FROM: THE WHITE HOUSE
November 12, 2014
FACT SHEET: U.S.-China Economic Relations
President Obama and President Xi recognize the importance of economic relations at the core of the U.S.-China bilateral relationship. The two Presidents commit to deepen bilateral economic ties. To this end, the United States and China commit to pursue policies that promote more open and market-driven bilateral and international trade and investment. This includes pursuing a high-standard and comprehensive bilateral investment treaty that embodies the principles of non-discrimination, fairness, openness, and transparency. The Presidents also commit to work together to address global economic challenges, to deepen the cooperation between the two sides under the framework of the G20, and improve and strengthen the rules-based international economic system.
The United States and China welcome the bilateral agreement reached in November 2014 on the expansion of the WTO Information Technology Agreement, and call for swift resumption and conclusion of plurilateral negotiations in Geneva.
The United States and China commit to continue to pursue Bilateral Investment Treaty (BIT) negotiations as a top priority in their economic relations, devoting all the resources necessary toward the achievement of a high-standard and comprehensive BIT that embodies the principles of non-discrimination, fairness, openness, and transparency. U.S. and Chinese leaders commit to actively work to advance the negotiations to ensure they are achieving these objectives. The two sides commit to periodically report to their respective leaders on the status of the negotiations to ensure that maximum and continual progress is being achieved, with a first report following the exchange of proposed “negative lists” early in 2015.
The United States and China reached consensus to intensify science-based agricultural innovation for food security. The United States and China commit to strengthen dialogue to enable the increased use of innovative technologies in agriculture.

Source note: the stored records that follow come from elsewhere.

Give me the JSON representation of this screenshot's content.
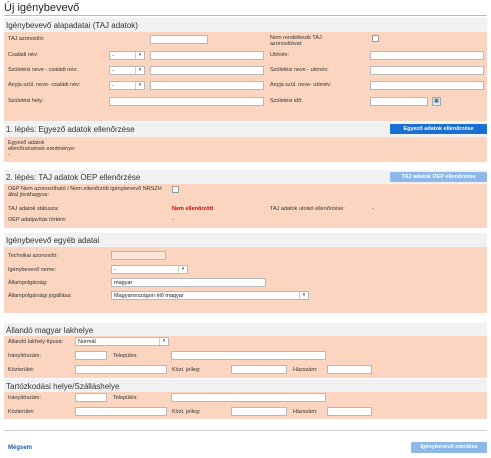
{
  "page": {
    "title": "Új igénybevevő"
  },
  "basic": {
    "title": "Igénybevevő alapadatai (TAJ adatok)",
    "taj_label": "TAJ azonosító:",
    "no_taj_label": "Nem rendelkezik TAJ azonosítóval:",
    "surname_label": "Családi név:",
    "firstname_label": "Utónév:",
    "birth_surname_label": "Születési neve - családi név:",
    "birth_firstname_label": "Születési neve - utónév:",
    "mother_surname_label": "Anyja szül. neve- családi név:",
    "mother_firstname_label": "Anyja szül. neve- utónév:",
    "birthplace_label": "Születési hely:",
    "birthdate_label": "Születési idő:",
    "select_placeholder": "-"
  },
  "step1": {
    "title": "1. lépés: Egyező adatok ellenőrzése",
    "button": "Egyező adatok ellenőrzése",
    "result_label": "Egyező adatok ellenőrzésének eredménye:",
    "result_value": "-"
  },
  "step2": {
    "title": "2. lépés: TAJ adatok OEP ellenőrzése",
    "button": "TAJ adatok OEP ellenőrzése",
    "not_verified_label": "OEP Nem azonosítható / Nem ellenőrzött igénybevevő NRSZH által jóváhagyva:",
    "status_label": "TAJ adatok státusza:",
    "status_value": "Nem ellenőrzött",
    "last_check_label": "TAJ adatok utolsó ellenőrzése:",
    "last_check_value": "-",
    "query_label": "OEP adatjavítás történt:",
    "query_value": "-"
  },
  "other": {
    "title": "Igénybevevő egyéb adatai",
    "tech_id_label": "Technikai azonosító:",
    "gender_label": "Igénybevevő neme:",
    "gender_value": "-",
    "citizenship_label": "Állampolgárság:",
    "citizenship_value": "magyar",
    "legal_label": "Állampolgársági jogállása:",
    "legal_value": "Magyarországon élő magyar"
  },
  "address": {
    "title": "Állandó magyar lakhelye",
    "type_label": "Állandó lakhely típusa:",
    "type_value": "Normál",
    "zip_label": "Irányítószám:",
    "city_label": "Település:",
    "street_label": "Közterület:",
    "street_type_label": "Közt. jelleg:",
    "house_label": "Házszám:"
  },
  "stay": {
    "title": "Tartózkodási helye/Szálláshelye",
    "zip_label": "Irányítószám:",
    "city_label": "Település:",
    "street_label": "Közterület:",
    "street_type_label": "Közt. jelleg:",
    "house_label": "Házszám:"
  },
  "footer": {
    "cancel_label": "Mégsem",
    "save_label": "Igénybevevő mentése"
  },
  "colors": {
    "panel": "#fcd5c0",
    "button": "#1a6fd1",
    "button_disabled": "#8db8ea",
    "status_red": "#d40000"
  },
  "icons": {
    "calendar": "calendar-icon",
    "dropdown": "chevron-down-icon"
  }
}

As part of the reforms set out in the Third Plenum of the 18th CPC Central Committee, China continues to implement its market-oriented exchange rate reform, reduce foreign exchange intervention as conditions permit, increase exchange flexibility, and enhance the transparency of its economic and financial data.
In 2012, the United States and China, the world’s two largest economies and exporters, demonstrated their joint leadership in the global trading system by making a historic commitment to launch multilateral negotiation of new international export credit guidelines in the International Working Group on Export Credits (IWG). Through six meetings, and based on numerous strong contributions from developed and emerging market country IWG members, the IWG has made significant progress and is now at a critical juncture as it works to develop guidelines that, taking into account varying national interests and situations, are consistent with international best practices.
The United States and China commit to take all steps necessary to advance the IWG initiative, including by starting negotiation of horizontal guidelines as soon as possible. The United States and China further reaffirm their support for IWG guideline coverage that includes official export credit support provided by or on behalf of a government.
The United States and China intend to discuss as soon as possible new areas for cooperation to build African energy capacity and to expand dramatically power generation and access to electricity in sub-Saharan Africa consistent, with the vision of Africa’s leaders and people for the continent’s development.